Isla Vista Community Center
The opening of the Isla Vista Community Center was delayed because of the COVID-19 pandemic, according to the 2020-21 audit of spending by the Isla Vista Community Services District. (Grace Kitayama / Noozhawk photo)

During the first year of the COVID-19 pandemic, the Isla Vista Community Services District spent the majority of its budget on public safety and community programs.

The district was formed in 2016. In 2018, the community approved Measure R, which established a utility-user tax for the district to establish its own source of revenue.

The Isla Vista Community Services District recently published an audit of its 2020-21 year, which was the fourth year of operations for the organization.
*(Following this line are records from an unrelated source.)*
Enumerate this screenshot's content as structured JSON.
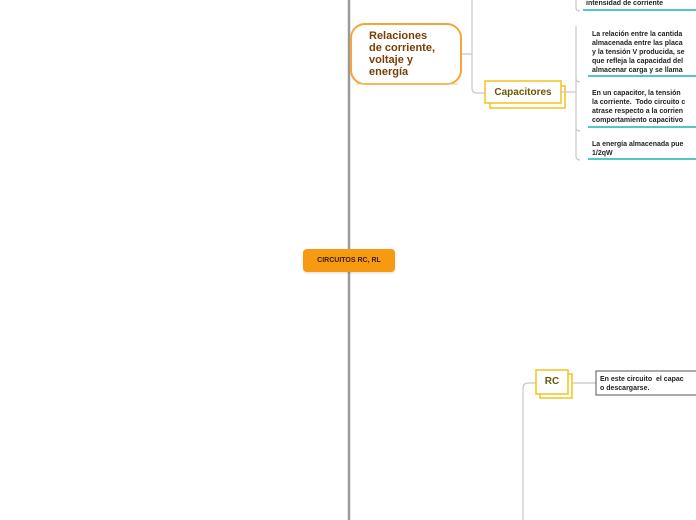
{
  "central": {
    "title": "CIRCUITOS RC, RL"
  },
  "branches": {
    "relaciones": {
      "label": "Relaciones\nde corriente,\nvoltaje y\nenergía"
    },
    "capacitores": {
      "label": "Capacitores",
      "leaves": [
        "intensidad de corriente",
        "La relación entre la cantida\nalmacenada entre las placa\ny la tensión V producida, se\nque refleja la capacidad del\nalmacenar carga y se llama",
        "En un capacitor, la tensión \nla corriente.  Todo circuito c\natrase respecto a la corrien\ncomportamiento capacitivo",
        "La energía almacenada pue\n1/2qW"
      ]
    },
    "rc": {
      "label": "RC",
      "leaves": [
        "En este circuito  el capac\no descargarse."
      ]
    }
  },
  "colors": {
    "central": "#f79a12",
    "relaciones_border": "#f7a53a",
    "capacitores_border": "#f3c21a",
    "leaf_underline": "#1bb3b8",
    "trunk": "#9a9a9a",
    "branch_line": "#c8c8c8"
  }
}
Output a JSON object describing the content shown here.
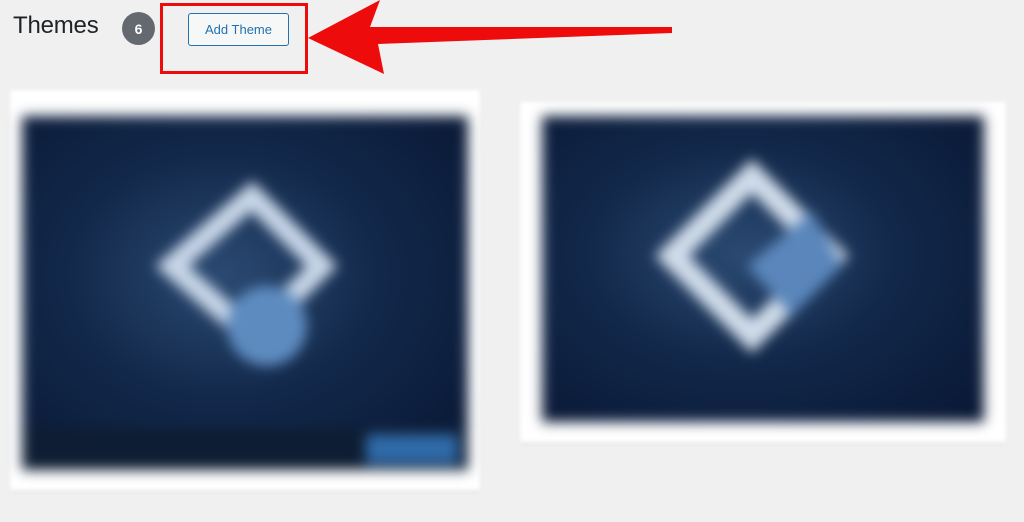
{
  "header": {
    "title": "Themes",
    "count": "6",
    "add_theme_label": "Add Theme"
  },
  "annotation": {
    "highlight_color": "#ee0b0b"
  },
  "themes": [
    {
      "name": ""
    },
    {
      "name": ""
    }
  ],
  "colors": {
    "background": "#f0f0f1",
    "accent": "#2271b1",
    "count_badge": "#646970"
  }
}
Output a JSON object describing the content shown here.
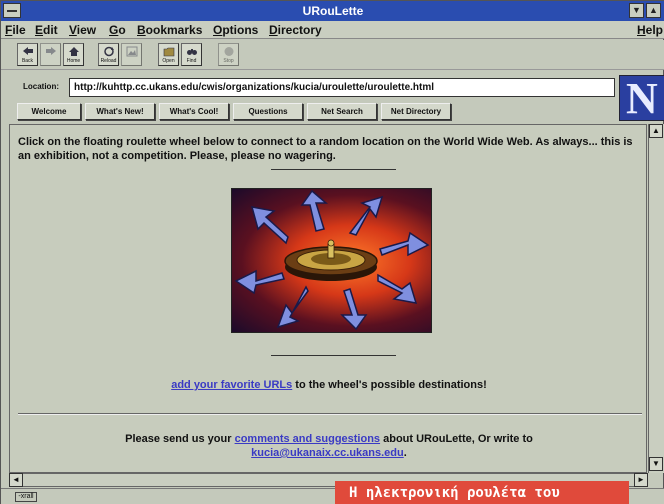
{
  "window": {
    "title": "URouLette"
  },
  "menu": {
    "items": [
      {
        "u": "F",
        "rest": "ile"
      },
      {
        "u": "E",
        "rest": "dit"
      },
      {
        "u": "V",
        "rest": "iew"
      },
      {
        "u": "G",
        "rest": "o"
      },
      {
        "u": "B",
        "rest": "ookmarks"
      },
      {
        "u": "O",
        "rest": "ptions"
      },
      {
        "u": "D",
        "rest": "irectory"
      }
    ],
    "help": {
      "u": "H",
      "rest": "elp"
    }
  },
  "toolbar": {
    "back": "Back",
    "forward": "",
    "home": "Home",
    "reload": "Reload",
    "images": "",
    "open": "Open",
    "find": "Find",
    "stop": "Stop"
  },
  "location": {
    "label": "Location:",
    "url": "http://kuhttp.cc.ukans.edu/cwis/organizations/kucia/uroulette/uroulette.html"
  },
  "logo": {
    "letter": "N"
  },
  "directory_buttons": [
    "Welcome",
    "What's New!",
    "What's Cool!",
    "Questions",
    "Net Search",
    "Net Directory"
  ],
  "content": {
    "intro": "Click on the floating roulette wheel below to connect to a random location on the World Wide Web. As always... this is an exhibition, not a competition. Please, please no wagering.",
    "add_link": "add your favorite URLs",
    "add_rest": " to the wheel's possible destinations!",
    "send_pre": "Please send us your ",
    "send_link": "comments and suggestions",
    "send_post": " about URouLette, Or write to",
    "email": "kucia@ukanaix.cc.ukans.edu",
    "email_post": "."
  },
  "status": {
    "key": "-xrall"
  },
  "caption": {
    "text": "Η ηλεκτρονική ρουλέτα του"
  },
  "colors": {
    "title_bar": "#2a4db0",
    "link": "#3a3ac4",
    "caption_bg": "#e04a3b"
  }
}
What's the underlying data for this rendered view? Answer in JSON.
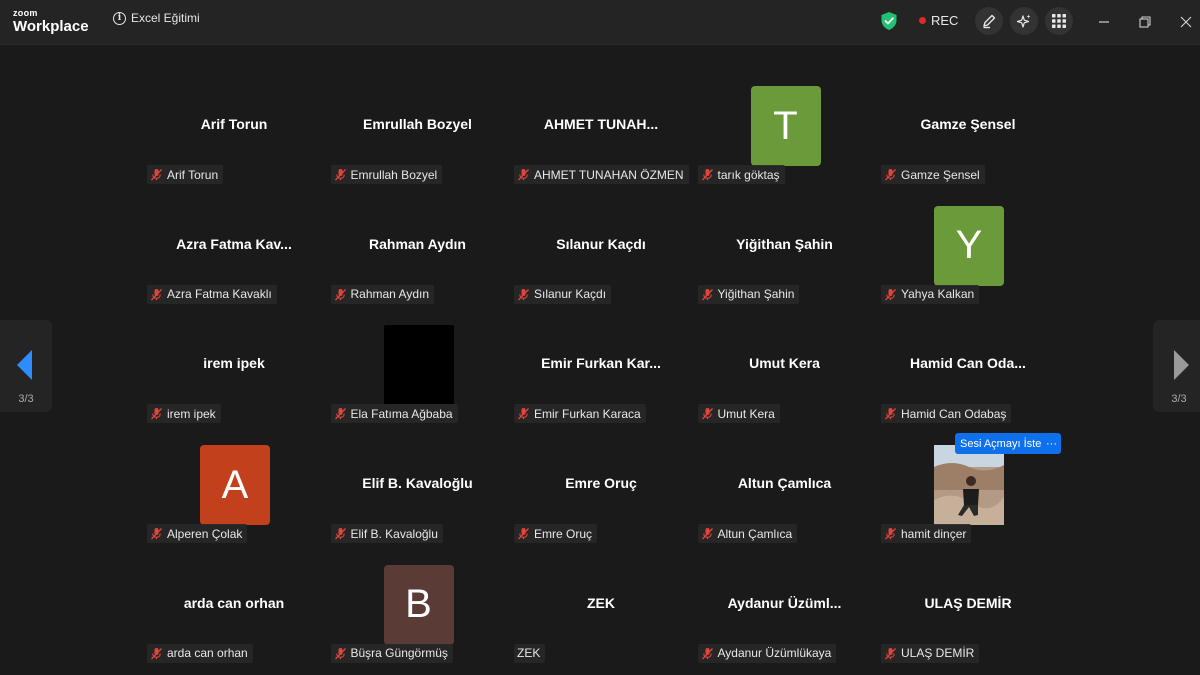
{
  "app": {
    "brand_small": "zoom",
    "brand_big": "Workplace"
  },
  "meeting": {
    "title": "Excel Eğitimi",
    "info_icon": "info-icon"
  },
  "toolbar": {
    "rec_label": "REC",
    "shield_icon": "shield-check-icon",
    "annotate_icon": "pen-icon",
    "ai_icon": "sparkle-icon",
    "apps_icon": "grid-icon"
  },
  "nav": {
    "left_page": "3/3",
    "right_page": "3/3"
  },
  "colors": {
    "avatar_green": "#6a9a39",
    "avatar_red": "#c2401c",
    "avatar_brown": "#5a3b36",
    "unmute_blue": "#0e71eb",
    "mic_muted": "#e0443a"
  },
  "request": {
    "unmute_label": "Sesi Açmayı İste",
    "more_label": "···"
  },
  "participants": [
    {
      "name": "Arif Torun",
      "display": "Arif Torun",
      "type": "name",
      "muted": true
    },
    {
      "name": "Emrullah Bozyel",
      "display": "Emrullah Bozyel",
      "type": "name",
      "muted": true
    },
    {
      "name": "AHMET TUNAHAN ÖZMEN",
      "display": "AHMET TUNAH...",
      "type": "name",
      "muted": true
    },
    {
      "name": "tarık göktaş",
      "display": "T",
      "type": "avatar",
      "color": "#6a9a39",
      "muted": true
    },
    {
      "name": "Gamze Şensel",
      "display": "Gamze Şensel",
      "type": "name",
      "muted": true
    },
    {
      "name": "Azra Fatma Kavaklı",
      "display": "Azra Fatma Kav...",
      "type": "name",
      "muted": true
    },
    {
      "name": "Rahman Aydın",
      "display": "Rahman Aydın",
      "type": "name",
      "muted": true
    },
    {
      "name": "Sılanur Kaçdı",
      "display": "Sılanur Kaçdı",
      "type": "name",
      "muted": true
    },
    {
      "name": "Yiğithan Şahin",
      "display": "Yiğithan Şahin",
      "type": "name",
      "muted": true
    },
    {
      "name": "Yahya Kalkan",
      "display": "Y",
      "type": "avatar",
      "color": "#6a9a39",
      "muted": true
    },
    {
      "name": "irem ipek",
      "display": "irem ipek",
      "type": "name",
      "muted": true
    },
    {
      "name": "Ela Fatıma Ağbaba",
      "display": "",
      "type": "avatar",
      "color": "#000000",
      "muted": true
    },
    {
      "name": "Emir Furkan Karaca",
      "display": "Emir Furkan Kar...",
      "type": "name",
      "muted": true
    },
    {
      "name": "Umut Kera",
      "display": "Umut Kera",
      "type": "name",
      "muted": true
    },
    {
      "name": "Hamid Can Odabaş",
      "display": "Hamid Can Oda...",
      "type": "name",
      "muted": true
    },
    {
      "name": "Alperen Çolak",
      "display": "A",
      "type": "avatar",
      "color": "#c2401c",
      "muted": true
    },
    {
      "name": "Elif B. Kavaloğlu",
      "display": "Elif B. Kavaloğlu",
      "type": "name",
      "muted": true
    },
    {
      "name": "Emre Oruç",
      "display": "Emre Oruç",
      "type": "name",
      "muted": true
    },
    {
      "name": "Altun Çamlıca",
      "display": "Altun Çamlıca",
      "type": "name",
      "muted": true
    },
    {
      "name": "hamit dinçer",
      "display": "",
      "type": "photo",
      "muted": true
    },
    {
      "name": "arda can orhan",
      "display": "arda can orhan",
      "type": "name",
      "muted": true
    },
    {
      "name": "Büşra Güngörmüş",
      "display": "B",
      "type": "avatar",
      "color": "#5a3b36",
      "muted": true
    },
    {
      "name": "ZEK",
      "display": "ZEK",
      "type": "name",
      "muted": false
    },
    {
      "name": "Aydanur Üzümlükaya",
      "display": "Aydanur Üzüml...",
      "type": "name",
      "muted": true
    },
    {
      "name": "ULAŞ DEMİR",
      "display": "ULAŞ DEMİR",
      "type": "name",
      "muted": true
    }
  ]
}
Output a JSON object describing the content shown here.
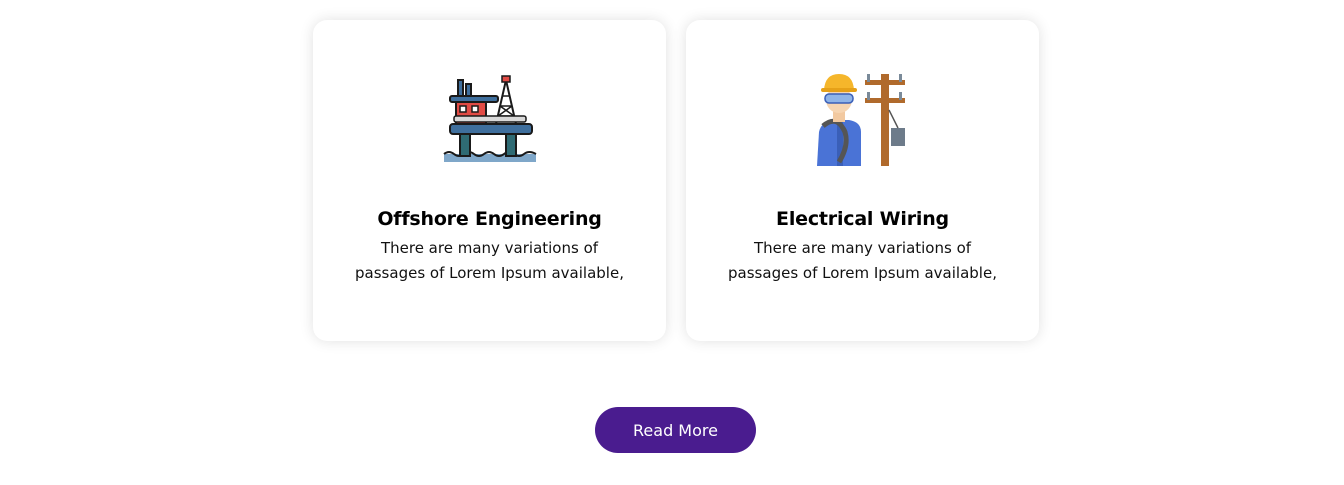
{
  "cards": [
    {
      "icon": "offshore-platform-icon",
      "title": "Offshore Engineering",
      "description_line1": "There are many variations of",
      "description_line2": "passages of Lorem Ipsum available,"
    },
    {
      "icon": "electrician-pole-icon",
      "title": "Electrical Wiring",
      "description_line1": "There are many variations of",
      "description_line2": "passages of Lorem Ipsum available,"
    }
  ],
  "cta": {
    "label": "Read More"
  },
  "colors": {
    "button_background": "#4a1c8f",
    "button_text": "#ffffff",
    "card_background": "#ffffff"
  }
}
According to its website, “The Isla Vista Community Services District aims to improve the resources available to the community, ensure a high quality of life and level of public safety, and provide a local voice to the people of Isla Vista. The district will work to prioritize community engagement as it delivers localized public services and maximizes the resources available to the community.”

The district has eight programs — Reserves, Operations, Community Programs, Housing, Public Safety, Parking, Public Works and Graffiti Abatement, and Community Planning, according to the district’s budget report for the 2020-21 fiscal year.

During the pandemic, spending on several services was reduced because of a delay of in-person events and staffing shortages as well as the delayed opening of the Isla Vista Community Center, which opened in January 2022, according to a Daily Nexus article.

Public safety represented the highest area of spending for the district, according to a discussion of the audit written by IVCSD General Manager Jonathan Abboud. That includes funding for the Isla Vista Safety Stations, and the Interpersonal Violence and Sexual Assault and Investigation Prevention Program with UC Santa Barbara’s Police Department. However, the Safety Stations were not fully operational during the year.

The second-largest area of spending was on community programs such as food distribution and community activities for youths, according to Abboud.

The district also spent money on rent for suites in the multipurpose facility on Embarcadero Del Mar.

Other programs funded under the district included the Community Garden at United Methodist Church; the Compost Collective, which offers composting services and pickup from residences in Isla Vista; Isla Vista Beautiful, which is a program dedicated to beautification projects in the district such as graffiti removal and street repairs; and the Rental Housing Mediation Program, which is a free service that offers services to solve housing disputes in the district.

The district recorded about $1.2 million in revenue and spent $700,000 in the 2020-21 fiscal year. It had a year-end fund balance of $1.6 million. Of that balance, $112,014 is for programs funded by UCSB, $942,000 will be put in the district’s reserves and $577,001 were unassigned.

During the height of the COVID-19 pandemic, two full-time and 14 part-time temporary employees were hired during the start of the fiscal year and worked throughout the year while permanent hiring took place.

Looking forward, the district will be heading into a year without a pandemic-related State of Emergency, according to Abboud. At the most recent board meeting, Abboud said that the State of Emergency is set to end Feb. 28, after which the district will have to reassess its spending limit.

Noozhawk staff writer Grace Kitayama can be reached at Follow Noozhawk on Twitter: @noozhawk. Connect with Noozhawk on Facebook.